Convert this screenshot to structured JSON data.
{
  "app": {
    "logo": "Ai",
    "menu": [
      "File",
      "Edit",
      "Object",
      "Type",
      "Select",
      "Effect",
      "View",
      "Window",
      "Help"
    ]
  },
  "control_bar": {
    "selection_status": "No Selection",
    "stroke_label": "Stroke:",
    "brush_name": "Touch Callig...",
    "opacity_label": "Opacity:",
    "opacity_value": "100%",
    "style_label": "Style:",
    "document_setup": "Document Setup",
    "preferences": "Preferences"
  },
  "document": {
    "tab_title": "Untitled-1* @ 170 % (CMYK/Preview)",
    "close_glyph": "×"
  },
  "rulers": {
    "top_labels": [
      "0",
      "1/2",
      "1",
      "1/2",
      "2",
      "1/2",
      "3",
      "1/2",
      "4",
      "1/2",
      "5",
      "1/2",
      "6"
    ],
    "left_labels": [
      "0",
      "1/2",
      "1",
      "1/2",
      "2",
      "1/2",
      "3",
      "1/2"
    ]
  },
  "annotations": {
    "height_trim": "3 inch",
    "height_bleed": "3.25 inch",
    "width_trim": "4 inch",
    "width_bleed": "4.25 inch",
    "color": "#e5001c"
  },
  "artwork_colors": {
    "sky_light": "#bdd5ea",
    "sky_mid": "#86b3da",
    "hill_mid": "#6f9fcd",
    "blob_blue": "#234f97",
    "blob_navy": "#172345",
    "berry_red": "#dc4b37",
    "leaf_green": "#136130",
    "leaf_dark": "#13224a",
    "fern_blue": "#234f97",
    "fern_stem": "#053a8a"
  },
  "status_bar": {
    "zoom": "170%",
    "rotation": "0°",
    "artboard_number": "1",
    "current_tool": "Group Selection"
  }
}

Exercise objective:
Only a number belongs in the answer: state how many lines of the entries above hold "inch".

Answer below:
4